What is the most common error in designing a commercial kitchen? Not providing room for maintenance. Imagine that your oven breaks down three months after it has been installed. If the repairman cannot assess the damage because other appliances or countertops are in the way, you can need to purchase a new oven. Probably not within your budget!
Plan for the worst by designing your kitchen to be modular, allowing you to relocate certain areas to gain access to equipment that can malfunction, such as refrigerators, walk-in coolers, and ranges.
9. Commercial kitchen appliances
Here is a list of all the restaurant equipment, whether possessed or leased, that you would need for your restaurant kitchen. Again, this is dependent upon the precise items on your menu.
- Oven Grill
- Deep fryer
- Reach-in chiller or walk-in refrigerator
- Freezer (upright or walk-in)
- Sauté pans, saucepans, baking dishes
- Stock/soup vessels
- Baking trays
- Pizza displays, pizza paddles
- Tongs, spatulas, ladles
- Kitchen utensils
- Serving bowls and mixing containers
- The steam table.
- Plates containing entrées, appetizers, and desserts.
- Cleaning cloths and cleaning pails
- Rubber floor coverings
- Hand soap/sanitizer dispenser
- Firefighting Device
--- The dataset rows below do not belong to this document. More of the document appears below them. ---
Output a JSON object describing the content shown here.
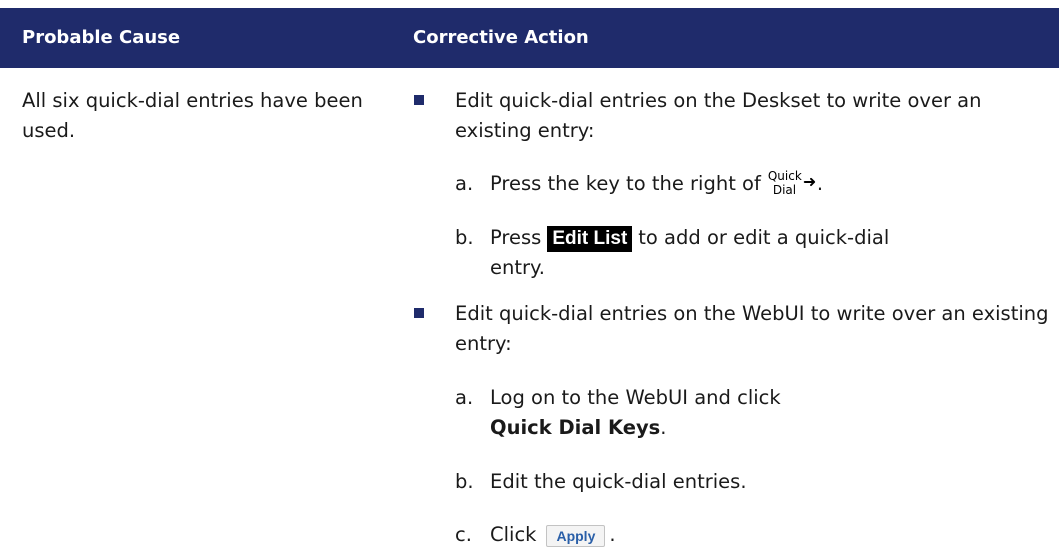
{
  "table": {
    "headers": {
      "cause": "Probable Cause",
      "action": "Corrective Action"
    },
    "colors": {
      "header_bg": "#1f2b6b",
      "header_text": "#ffffff",
      "bullet": "#1f2b6b",
      "apply_text": "#2a5fa8"
    },
    "row": {
      "cause": "All six quick-dial entries have been used.",
      "bullets": [
        {
          "text": "Edit quick-dial entries on the Deskset to write over an existing entry:",
          "steps": [
            {
              "letter": "a.",
              "text": "Press the key to the right of",
              "icon": {
                "name": "quick-dial-arrow-icon",
                "line1": "Quick",
                "line2": "Dial",
                "arrow": "➜",
                "suffix": "."
              }
            },
            {
              "letter": "b.",
              "pre": "Press",
              "softkey": "Edit List",
              "post": "to add or edit a quick-dial",
              "cont": "entry."
            }
          ]
        },
        {
          "text": "Edit quick-dial entries on the WebUI to write over an existing entry:",
          "steps": [
            {
              "letter": "a.",
              "text": "Log on to the WebUI and click",
              "bold": "Quick Dial Keys",
              "suffix": "."
            },
            {
              "letter": "b.",
              "text": "Edit the quick-dial entries."
            },
            {
              "letter": "c.",
              "pre": "Click",
              "button": "Apply",
              "suffix": "."
            }
          ]
        }
      ]
    }
  }
}
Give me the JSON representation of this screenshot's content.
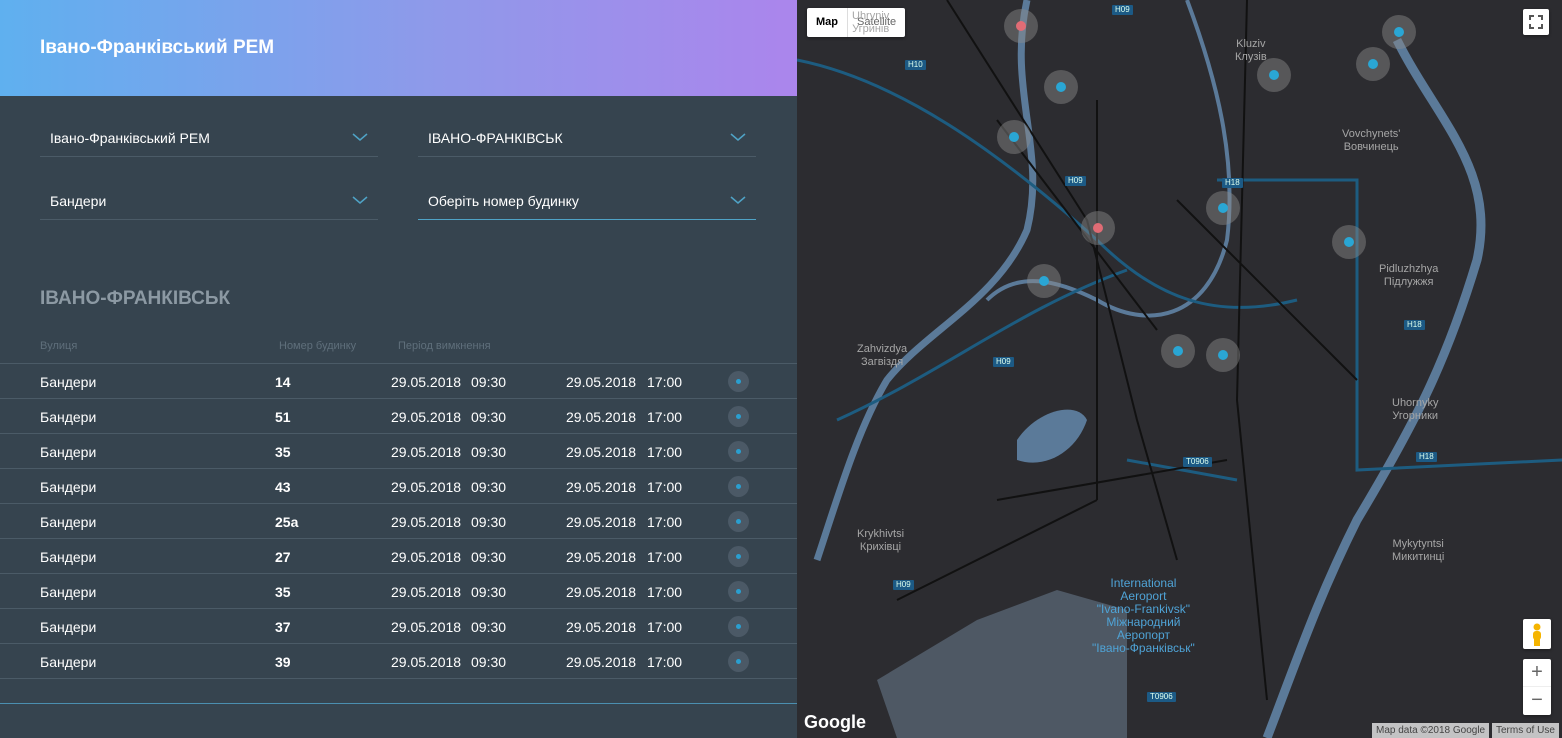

Your back-of-house technology should also be modular, flexible, and user-friendly. In numerous establishments, paper tickets or chits are posted to the kitchen. With custom routing preferences to prep stations, ticket and fulfillment time reports, and integrations with online ordering systems, however, kitchen display screens can maximize accuracy and increase the number of tickets your kitchen can serve.